Carpal tunnel syndrome (CTS) is a common condition that causes a burning, tingling sensation, numbness and sometimes pain in the hand and fingers. It tends to be worse at night and develops gradually usually affects the thumb, index finger and middle finger. Other symptoms can include pins and needles, thumb weakness or a dull ache in the hand or arm.
Causes of carpal tunnel syndrome
Carpal tunnel syndrome is caused by compression of the median nerve, which controls sensation and movement in the hands.
The carpal tunnel is a narrow passage in your wrist made up of small bones and a tough band of tissue that acts as a pulley for the tendons that bend the fingers.
In most cases, it isn’t known why the median nerve becomes compressed. However, some things do increase the risk of CTS including:
- a family history of CTS
- fluid retention from menopause or pregnancy – up to about 50% of pregnant women develop CTS but it often gets better within three months of the baby being born
- wrist injury
- other conditions, e.g. diabetes, thyroid dysfunction, high blood pressure and rheumatoid arthritis
- strenuous, repetitive work using the hand
- fractures or trauma to the wrist
- CTS is more common in women and becomes more likely as you get older
Treating carpal tunnel syndrome
CTS can disappear without treatment, or the symptoms can be reduced.
Some patients find wrist splints and corticosteroid injections effective. Surgery may be offered if these treatments fail to relieve the symptoms and it may also be necessary if there’s a risk of permanent nerve damage.
Surgery will relieve the symptoms of mild CTS immediately. People with severe nerve damage can take longer to recover, or there may not be any improvement.

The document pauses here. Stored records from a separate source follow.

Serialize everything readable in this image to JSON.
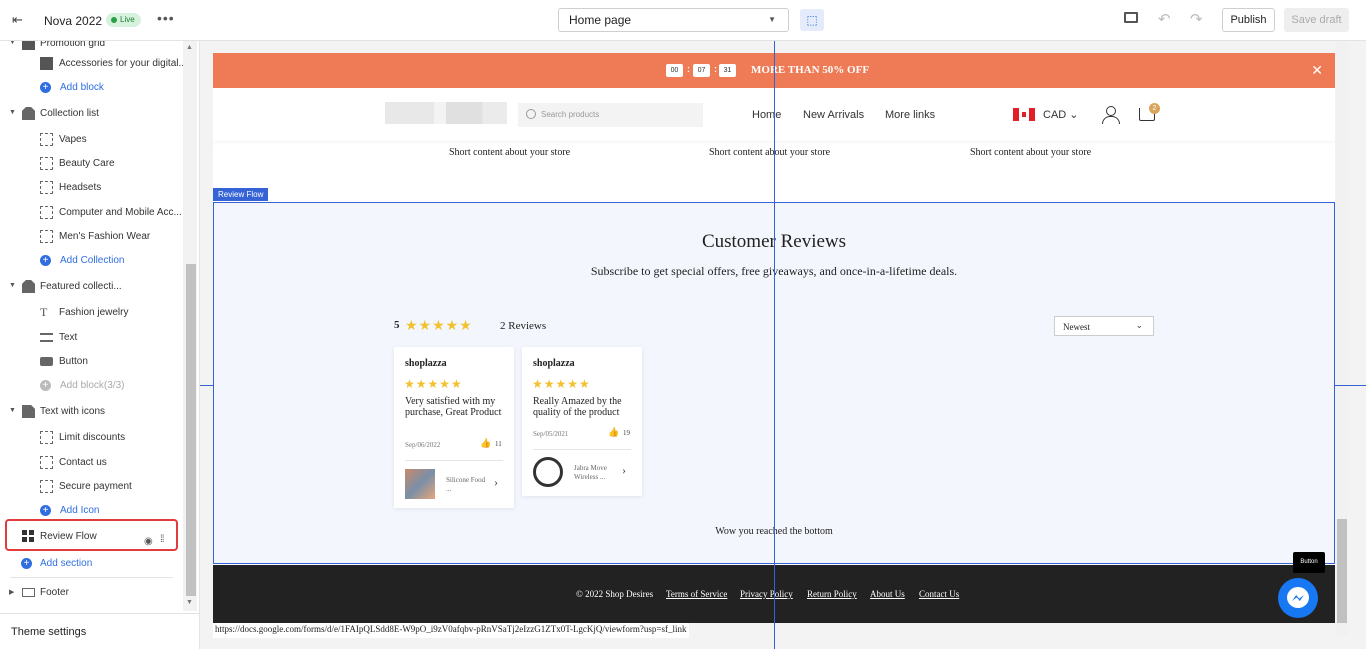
{
  "topbar": {
    "store_name": "Nova 2022",
    "live_badge": "Live",
    "more_label": "•••",
    "page_select": "Home page",
    "publish_label": "Publish",
    "save_draft_label": "Save draft"
  },
  "sidebar": {
    "partial_top": "Promotion grid",
    "items": [
      {
        "kind": "block",
        "label": "Accessories for your digital..."
      },
      {
        "kind": "add",
        "label": "Add block"
      },
      {
        "kind": "section",
        "label": "Collection list"
      },
      {
        "kind": "block",
        "label": "Vapes"
      },
      {
        "kind": "block",
        "label": "Beauty Care"
      },
      {
        "kind": "block",
        "label": "Headsets"
      },
      {
        "kind": "block",
        "label": "Computer and Mobile Acc..."
      },
      {
        "kind": "block",
        "label": "Men's Fashion Wear"
      },
      {
        "kind": "add",
        "label": "Add Collection"
      },
      {
        "kind": "section",
        "label": "Featured collecti..."
      },
      {
        "kind": "block",
        "label": "Fashion jewelry"
      },
      {
        "kind": "block",
        "label": "Text"
      },
      {
        "kind": "block",
        "label": "Button"
      },
      {
        "kind": "add",
        "label": "Add block(3/3)"
      },
      {
        "kind": "section",
        "label": "Text with icons"
      },
      {
        "kind": "block",
        "label": "Limit discounts"
      },
      {
        "kind": "block",
        "label": "Contact us"
      },
      {
        "kind": "block",
        "label": "Secure payment"
      },
      {
        "kind": "add",
        "label": "Add Icon"
      },
      {
        "kind": "section",
        "label": "Review Flow"
      },
      {
        "kind": "add",
        "label": "Add section"
      },
      {
        "kind": "section",
        "label": "Footer"
      }
    ],
    "theme_settings": "Theme settings"
  },
  "preview": {
    "countdown": [
      "00",
      "07",
      "31"
    ],
    "promo_text": "MORE THAN 50% OFF",
    "search_placeholder": "Search products",
    "nav": [
      "Home",
      "New Arrivals",
      "More links"
    ],
    "currency": "CAD",
    "cart_count": "2",
    "short_content": [
      "Short content about your store",
      "Short content about your store",
      "Short content about your store"
    ],
    "section_tag": "Review Flow",
    "reviews_title": "Customer Reviews",
    "reviews_subtitle": "Subscribe to get special offers, free giveaways, and once-in-a-lifetime deals.",
    "average": "5",
    "review_count": "2 Reviews",
    "sort": "Newest",
    "reviews": [
      {
        "user": "shoplazza",
        "stars": 5,
        "text": "Very satisfied with my purchase, Great Product",
        "date": "Sep/06/2022",
        "likes": "11",
        "product": "Silicone Food ..."
      },
      {
        "user": "shoplazza",
        "stars": 5,
        "text": "Really Amazed by the quality of the product",
        "date": "Sep/05/2021",
        "likes": "19",
        "product": "Jabra Move Wireless ..."
      }
    ],
    "bottom_text": "Wow you reached the bottom",
    "footer_links": [
      "© 2022 Shop Desires",
      "Terms of Service",
      "Privacy Policy",
      "Return Policy",
      "About Us",
      "Contact Us"
    ],
    "button_tooltip": "Button",
    "status_url": "https://docs.google.com/forms/d/e/1FAIpQLSdd8E-W9pO_i9zV0afqbv-pRnVSaTj2eIzzG1ZTx0T-LgcKjQ/viewform?usp=sf_link"
  },
  "colors": {
    "accent": "#3563d6",
    "promo_bar": "#ee7b56",
    "star": "#f2c12e",
    "highlight_border": "#e23b3b"
  }
}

Patients are usually be able to return to work within a few weeks of surgery, dependent on their job.